Supplied records: Begin

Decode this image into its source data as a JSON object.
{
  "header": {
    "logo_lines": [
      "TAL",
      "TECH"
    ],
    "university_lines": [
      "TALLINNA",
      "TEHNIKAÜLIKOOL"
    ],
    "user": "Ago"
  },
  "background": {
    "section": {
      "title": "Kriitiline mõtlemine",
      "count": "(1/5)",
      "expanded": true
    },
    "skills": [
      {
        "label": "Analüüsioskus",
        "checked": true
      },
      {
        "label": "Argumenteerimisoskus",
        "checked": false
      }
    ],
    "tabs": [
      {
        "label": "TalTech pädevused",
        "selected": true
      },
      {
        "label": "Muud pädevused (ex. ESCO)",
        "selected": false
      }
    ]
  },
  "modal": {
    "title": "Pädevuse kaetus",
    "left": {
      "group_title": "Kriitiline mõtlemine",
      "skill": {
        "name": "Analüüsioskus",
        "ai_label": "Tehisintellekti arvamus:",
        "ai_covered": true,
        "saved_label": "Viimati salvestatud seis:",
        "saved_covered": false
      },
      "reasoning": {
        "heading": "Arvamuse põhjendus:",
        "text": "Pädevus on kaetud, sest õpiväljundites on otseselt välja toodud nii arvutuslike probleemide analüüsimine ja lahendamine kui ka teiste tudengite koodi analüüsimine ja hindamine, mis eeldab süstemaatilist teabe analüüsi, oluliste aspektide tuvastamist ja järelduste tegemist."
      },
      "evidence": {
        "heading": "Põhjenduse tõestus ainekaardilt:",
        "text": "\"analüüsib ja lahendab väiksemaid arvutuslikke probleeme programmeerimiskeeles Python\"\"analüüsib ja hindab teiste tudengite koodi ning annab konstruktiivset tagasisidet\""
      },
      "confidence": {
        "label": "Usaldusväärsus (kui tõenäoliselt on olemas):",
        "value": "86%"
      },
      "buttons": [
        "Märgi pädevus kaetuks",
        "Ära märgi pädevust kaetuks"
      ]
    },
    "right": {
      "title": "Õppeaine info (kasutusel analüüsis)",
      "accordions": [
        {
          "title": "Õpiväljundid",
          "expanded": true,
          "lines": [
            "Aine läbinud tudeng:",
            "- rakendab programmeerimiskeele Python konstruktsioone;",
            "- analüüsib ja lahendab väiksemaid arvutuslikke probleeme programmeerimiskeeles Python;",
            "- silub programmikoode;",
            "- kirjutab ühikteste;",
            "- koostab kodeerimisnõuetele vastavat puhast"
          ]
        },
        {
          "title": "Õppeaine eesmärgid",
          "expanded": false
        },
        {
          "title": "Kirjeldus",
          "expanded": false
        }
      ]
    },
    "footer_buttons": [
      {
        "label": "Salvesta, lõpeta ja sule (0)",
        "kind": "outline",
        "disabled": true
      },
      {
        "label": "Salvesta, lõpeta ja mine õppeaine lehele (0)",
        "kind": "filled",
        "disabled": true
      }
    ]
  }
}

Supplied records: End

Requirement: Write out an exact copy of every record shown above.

Result below:
Decode this image into its source data as a JSON object.
{
  "header": {
    "logo_lines": [
      "TAL",
      "TECH"
    ],
    "university_lines": [
      "TALLINNA",
      "TEHNIKAÜLIKOOL"
    ],
    "user": "Ago"
  },
  "background": {
    "section": {
      "title": "Kriitiline mõtlemine",
      "count": "(1/5)",
      "expanded": true
    },
    "skills": [
      {
        "label": "Analüüsioskus",
        "checked": true
      },
      {
        "label": "Argumenteerimisoskus",
        "checked": false
      }
    ],
    "tabs": [
      {
        "label": "TalTech pädevused",
        "selected": true
      },
      {
        "label": "Muud pädevused (ex. ESCO)",
        "selected": false
      }
    ]
  },
  "modal": {
    "title": "Pädevuse kaetus",
    "left": {
      "group_title": "Kriitiline mõtlemine",
      "skill": {
        "name": "Analüüsioskus",
        "ai_label": "Tehisintellekti arvamus:",
        "ai_covered": true,
        "saved_label": "Viimati salvestatud seis:",
        "saved_covered": false
      },
      "reasoning": {
        "heading": "Arvamuse põhjendus:",
        "text": "Pädevus on kaetud, sest õpiväljundites on otseselt välja toodud nii arvutuslike probleemide analüüsimine ja lahendamine kui ka teiste tudengite koodi analüüsimine ja hindamine, mis eeldab süstemaatilist teabe analüüsi, oluliste aspektide tuvastamist ja järelduste tegemist."
      },
      "evidence": {
        "heading": "Põhjenduse tõestus ainekaardilt:",
        "text": "\"analüüsib ja lahendab väiksemaid arvutuslikke probleeme programmeerimiskeeles Python\"\"analüüsib ja hindab teiste tudengite koodi ning annab konstruktiivset tagasisidet\""
      },
      "confidence": {
        "label": "Usaldusväärsus (kui tõenäoliselt on olemas):",
        "value": "86%"
      },
      "buttons": [
        "Märgi pädevus kaetuks",
        "Ära märgi pädevust kaetuks"
      ]
    },
    "right": {
      "title": "Õppeaine info (kasutusel analüüsis)",
      "accordions": [
        {
          "title": "Õpiväljundid",
          "expanded": true,
          "lines": [
            "Aine läbinud tudeng:",
            "- rakendab programmeerimiskeele Python konstruktsioone;",
            "- analüüsib ja lahendab väiksemaid arvutuslikke probleeme programmeerimiskeeles Python;",
            "- silub programmikoode;",
            "- kirjutab ühikteste;",
            "- koostab kodeerimisnõuetele vastavat puhast"
          ]
        },
        {
          "title": "Õppeaine eesmärgid",
          "expanded": false
        },
        {
          "title": "Kirjeldus",
          "expanded": false
        }
      ]
    },
    "footer_buttons": [
      {
        "label": "Salvesta, lõpeta ja sule (0)",
        "kind": "outline",
        "disabled": true
      },
      {
        "label": "Salvesta, lõpeta ja mine õppeaine lehele (0)",
        "kind": "filled",
        "disabled": true
      }
    ]
  }
}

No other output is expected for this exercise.